This isn’t a uniquely modern phenomenon, this oscillating balance between ’keeping and batting skills. Dujon, for instance, was once rated by Viv Richards as the best young batsman in the Caribbean. But to break into the great West Indies side, it helped that he could keep. Dujon is now remembered for his acrobatics, his ability to hang in the air, parallel to the ground, his unorthodox, never-seen-before-or-since talent to catch one-handed. Another West Indian, Clyde Walcott of the Three W’s, went the other way, surrendering the gloves to be remembered as a supremely punishing batsman.

Andy Flower and Alec Stewart were both old-school batsmen-keepers. The under-rated Flower, in fact, has a finer record than Gilchrist and was a more accomplished (if less devastating) batsman than the Australian (Gilchrist was the better ’keeper though). In England, Stewart’s batting meant Russell didn’t play as much, but the drop in quality of ’keeping wasn’t considerable. Even Knott and Healy were perceived by some to have kept out better gloves-men in Bob Taylor and Darren Berry because of their batting. That’s debatable, but the point is that ’keepers have always been selected on both their primary and their secondary skills. What’s different now is the disturbing tendency, encouraged by limited-overs cricket, to all but disregard one of them. Coaches and captains, however, will do well to remember that Gilchrist cared more deeply about his ’keeping than his batting.
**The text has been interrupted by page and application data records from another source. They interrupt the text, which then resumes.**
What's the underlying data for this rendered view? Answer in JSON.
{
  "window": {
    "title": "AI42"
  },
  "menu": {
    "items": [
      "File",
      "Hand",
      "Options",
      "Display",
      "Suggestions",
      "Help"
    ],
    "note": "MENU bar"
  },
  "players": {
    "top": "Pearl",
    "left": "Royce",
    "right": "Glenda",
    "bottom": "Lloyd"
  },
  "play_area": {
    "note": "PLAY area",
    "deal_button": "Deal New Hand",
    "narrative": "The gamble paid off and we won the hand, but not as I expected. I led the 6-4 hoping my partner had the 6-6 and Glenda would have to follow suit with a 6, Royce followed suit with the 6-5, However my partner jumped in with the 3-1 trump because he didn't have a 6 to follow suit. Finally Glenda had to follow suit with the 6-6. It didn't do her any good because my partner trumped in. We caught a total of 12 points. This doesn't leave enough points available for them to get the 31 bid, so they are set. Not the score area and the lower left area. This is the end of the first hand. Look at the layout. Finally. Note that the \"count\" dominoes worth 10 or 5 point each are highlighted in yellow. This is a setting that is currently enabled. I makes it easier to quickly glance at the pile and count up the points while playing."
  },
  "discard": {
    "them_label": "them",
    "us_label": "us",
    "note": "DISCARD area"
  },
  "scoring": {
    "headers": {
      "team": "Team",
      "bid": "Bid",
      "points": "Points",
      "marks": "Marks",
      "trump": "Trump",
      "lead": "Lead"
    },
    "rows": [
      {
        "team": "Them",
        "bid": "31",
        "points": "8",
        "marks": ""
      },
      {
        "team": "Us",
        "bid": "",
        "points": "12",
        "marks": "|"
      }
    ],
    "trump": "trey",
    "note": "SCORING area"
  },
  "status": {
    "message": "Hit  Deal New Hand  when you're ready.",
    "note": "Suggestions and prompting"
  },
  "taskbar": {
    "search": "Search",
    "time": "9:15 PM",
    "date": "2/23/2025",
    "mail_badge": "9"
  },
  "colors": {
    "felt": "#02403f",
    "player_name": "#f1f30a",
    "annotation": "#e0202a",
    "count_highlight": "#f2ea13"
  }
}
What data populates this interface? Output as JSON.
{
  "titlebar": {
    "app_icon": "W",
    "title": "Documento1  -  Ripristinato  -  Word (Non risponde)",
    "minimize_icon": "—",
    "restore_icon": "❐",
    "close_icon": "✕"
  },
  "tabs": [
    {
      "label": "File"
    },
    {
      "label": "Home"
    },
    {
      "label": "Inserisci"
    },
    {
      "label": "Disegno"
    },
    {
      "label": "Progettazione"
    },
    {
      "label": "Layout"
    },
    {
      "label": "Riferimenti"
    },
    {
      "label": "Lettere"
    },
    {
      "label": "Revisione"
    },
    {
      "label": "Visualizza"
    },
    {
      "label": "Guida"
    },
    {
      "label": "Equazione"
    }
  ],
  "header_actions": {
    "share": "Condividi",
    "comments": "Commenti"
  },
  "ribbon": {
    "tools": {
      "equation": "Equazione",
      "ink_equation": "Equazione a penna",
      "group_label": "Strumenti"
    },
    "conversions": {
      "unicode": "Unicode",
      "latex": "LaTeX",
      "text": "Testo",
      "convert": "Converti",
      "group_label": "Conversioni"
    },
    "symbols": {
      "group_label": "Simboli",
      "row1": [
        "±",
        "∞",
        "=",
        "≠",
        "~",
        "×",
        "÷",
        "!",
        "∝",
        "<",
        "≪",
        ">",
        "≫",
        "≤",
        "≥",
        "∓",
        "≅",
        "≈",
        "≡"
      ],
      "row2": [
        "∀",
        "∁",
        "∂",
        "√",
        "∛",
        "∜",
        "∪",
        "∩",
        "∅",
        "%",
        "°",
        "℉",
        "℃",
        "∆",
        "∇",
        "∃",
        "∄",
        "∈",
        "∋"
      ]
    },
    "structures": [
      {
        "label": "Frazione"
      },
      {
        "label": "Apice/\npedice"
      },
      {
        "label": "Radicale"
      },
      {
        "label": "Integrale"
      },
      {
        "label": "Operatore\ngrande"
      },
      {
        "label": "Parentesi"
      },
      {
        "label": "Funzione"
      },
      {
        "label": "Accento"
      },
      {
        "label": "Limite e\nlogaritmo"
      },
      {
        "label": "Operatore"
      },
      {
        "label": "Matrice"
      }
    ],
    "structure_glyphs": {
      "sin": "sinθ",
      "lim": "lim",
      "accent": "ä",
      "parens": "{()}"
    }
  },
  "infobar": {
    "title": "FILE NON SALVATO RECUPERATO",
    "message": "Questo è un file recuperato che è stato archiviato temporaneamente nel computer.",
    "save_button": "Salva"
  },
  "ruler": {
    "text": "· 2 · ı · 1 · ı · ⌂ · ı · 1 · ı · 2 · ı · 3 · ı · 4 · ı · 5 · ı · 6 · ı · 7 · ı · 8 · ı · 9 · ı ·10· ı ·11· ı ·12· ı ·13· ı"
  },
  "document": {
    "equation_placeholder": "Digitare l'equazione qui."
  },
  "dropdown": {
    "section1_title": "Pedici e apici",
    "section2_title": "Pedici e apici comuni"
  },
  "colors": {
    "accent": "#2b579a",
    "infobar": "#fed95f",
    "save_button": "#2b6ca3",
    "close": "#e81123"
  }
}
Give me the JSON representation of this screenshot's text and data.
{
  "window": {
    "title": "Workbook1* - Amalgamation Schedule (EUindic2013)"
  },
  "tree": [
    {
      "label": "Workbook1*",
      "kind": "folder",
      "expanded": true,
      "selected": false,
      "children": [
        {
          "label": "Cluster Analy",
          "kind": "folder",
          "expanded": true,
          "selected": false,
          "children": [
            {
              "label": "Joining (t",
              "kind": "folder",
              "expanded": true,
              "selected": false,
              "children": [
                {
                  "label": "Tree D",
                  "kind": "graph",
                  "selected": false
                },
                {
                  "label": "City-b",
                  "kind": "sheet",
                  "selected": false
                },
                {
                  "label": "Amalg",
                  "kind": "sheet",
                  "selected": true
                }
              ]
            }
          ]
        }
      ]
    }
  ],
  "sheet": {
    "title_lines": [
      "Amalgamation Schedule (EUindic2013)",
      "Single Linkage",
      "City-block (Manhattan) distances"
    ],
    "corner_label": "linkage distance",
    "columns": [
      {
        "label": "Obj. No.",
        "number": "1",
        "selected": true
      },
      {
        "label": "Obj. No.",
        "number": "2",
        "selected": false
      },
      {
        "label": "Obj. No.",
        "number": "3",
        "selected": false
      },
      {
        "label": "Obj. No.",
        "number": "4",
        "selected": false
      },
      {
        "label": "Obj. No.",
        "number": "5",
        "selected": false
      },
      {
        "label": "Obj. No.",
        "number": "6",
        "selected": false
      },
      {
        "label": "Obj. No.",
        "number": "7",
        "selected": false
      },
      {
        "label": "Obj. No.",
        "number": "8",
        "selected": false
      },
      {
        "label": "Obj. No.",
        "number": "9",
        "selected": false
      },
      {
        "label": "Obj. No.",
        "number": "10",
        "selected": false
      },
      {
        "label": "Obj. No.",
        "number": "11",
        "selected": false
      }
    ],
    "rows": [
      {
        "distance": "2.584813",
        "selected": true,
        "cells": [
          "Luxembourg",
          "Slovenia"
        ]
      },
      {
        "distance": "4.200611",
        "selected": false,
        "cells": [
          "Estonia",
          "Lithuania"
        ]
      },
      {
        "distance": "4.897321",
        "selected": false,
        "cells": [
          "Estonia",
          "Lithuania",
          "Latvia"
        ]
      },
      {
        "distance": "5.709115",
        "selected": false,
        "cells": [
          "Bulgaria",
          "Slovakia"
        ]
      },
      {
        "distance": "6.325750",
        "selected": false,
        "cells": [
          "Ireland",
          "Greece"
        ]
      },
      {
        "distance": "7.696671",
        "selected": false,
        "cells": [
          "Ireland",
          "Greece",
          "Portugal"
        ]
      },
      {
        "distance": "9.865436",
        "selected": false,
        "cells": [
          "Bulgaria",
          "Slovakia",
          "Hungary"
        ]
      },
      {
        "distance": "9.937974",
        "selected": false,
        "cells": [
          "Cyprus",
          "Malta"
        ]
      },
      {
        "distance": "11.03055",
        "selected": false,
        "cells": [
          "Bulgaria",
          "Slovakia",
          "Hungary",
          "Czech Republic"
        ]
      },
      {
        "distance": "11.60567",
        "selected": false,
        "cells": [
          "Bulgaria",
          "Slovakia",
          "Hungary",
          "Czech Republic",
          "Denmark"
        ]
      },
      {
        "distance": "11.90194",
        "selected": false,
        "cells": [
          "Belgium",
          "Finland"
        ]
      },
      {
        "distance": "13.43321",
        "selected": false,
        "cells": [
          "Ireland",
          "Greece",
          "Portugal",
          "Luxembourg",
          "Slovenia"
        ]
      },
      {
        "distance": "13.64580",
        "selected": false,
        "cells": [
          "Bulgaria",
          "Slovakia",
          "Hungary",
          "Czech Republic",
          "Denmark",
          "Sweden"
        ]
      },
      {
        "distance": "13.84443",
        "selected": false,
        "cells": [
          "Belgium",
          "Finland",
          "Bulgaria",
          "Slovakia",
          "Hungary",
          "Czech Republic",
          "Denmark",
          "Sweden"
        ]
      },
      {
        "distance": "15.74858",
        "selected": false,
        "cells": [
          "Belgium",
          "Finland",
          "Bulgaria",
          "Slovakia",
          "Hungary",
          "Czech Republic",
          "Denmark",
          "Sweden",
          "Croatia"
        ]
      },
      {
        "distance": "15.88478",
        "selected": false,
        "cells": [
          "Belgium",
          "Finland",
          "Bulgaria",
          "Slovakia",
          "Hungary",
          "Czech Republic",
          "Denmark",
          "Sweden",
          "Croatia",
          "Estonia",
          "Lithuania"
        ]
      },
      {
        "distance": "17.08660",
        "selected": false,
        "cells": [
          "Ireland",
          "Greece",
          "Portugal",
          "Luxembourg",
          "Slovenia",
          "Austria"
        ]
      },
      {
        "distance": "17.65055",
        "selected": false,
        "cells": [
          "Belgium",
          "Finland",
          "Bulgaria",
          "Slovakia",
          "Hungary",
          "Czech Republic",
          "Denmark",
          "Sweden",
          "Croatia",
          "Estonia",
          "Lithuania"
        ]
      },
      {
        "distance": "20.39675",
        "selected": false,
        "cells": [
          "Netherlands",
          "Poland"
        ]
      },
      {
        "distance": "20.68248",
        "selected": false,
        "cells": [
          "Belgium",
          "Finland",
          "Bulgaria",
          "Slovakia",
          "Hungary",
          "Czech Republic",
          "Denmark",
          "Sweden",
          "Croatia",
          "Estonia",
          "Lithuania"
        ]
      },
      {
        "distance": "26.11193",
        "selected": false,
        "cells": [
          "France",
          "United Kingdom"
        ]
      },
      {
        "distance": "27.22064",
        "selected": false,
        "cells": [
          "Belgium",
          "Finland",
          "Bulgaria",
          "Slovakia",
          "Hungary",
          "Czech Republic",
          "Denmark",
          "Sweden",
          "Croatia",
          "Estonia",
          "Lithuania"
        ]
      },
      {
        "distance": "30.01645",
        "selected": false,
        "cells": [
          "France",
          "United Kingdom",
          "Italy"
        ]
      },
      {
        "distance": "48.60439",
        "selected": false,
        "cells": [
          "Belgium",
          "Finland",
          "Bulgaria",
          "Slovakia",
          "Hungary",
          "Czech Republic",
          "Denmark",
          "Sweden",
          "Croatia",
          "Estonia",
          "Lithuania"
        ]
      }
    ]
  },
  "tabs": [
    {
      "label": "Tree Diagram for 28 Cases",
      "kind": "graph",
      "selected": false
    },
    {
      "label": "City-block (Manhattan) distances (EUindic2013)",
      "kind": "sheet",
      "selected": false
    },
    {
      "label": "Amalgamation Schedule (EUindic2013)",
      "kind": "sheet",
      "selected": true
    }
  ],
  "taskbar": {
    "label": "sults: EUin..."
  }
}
He saw himself as a ’keeper first — that, in many ways, permitted him the liberty to bat the way he did.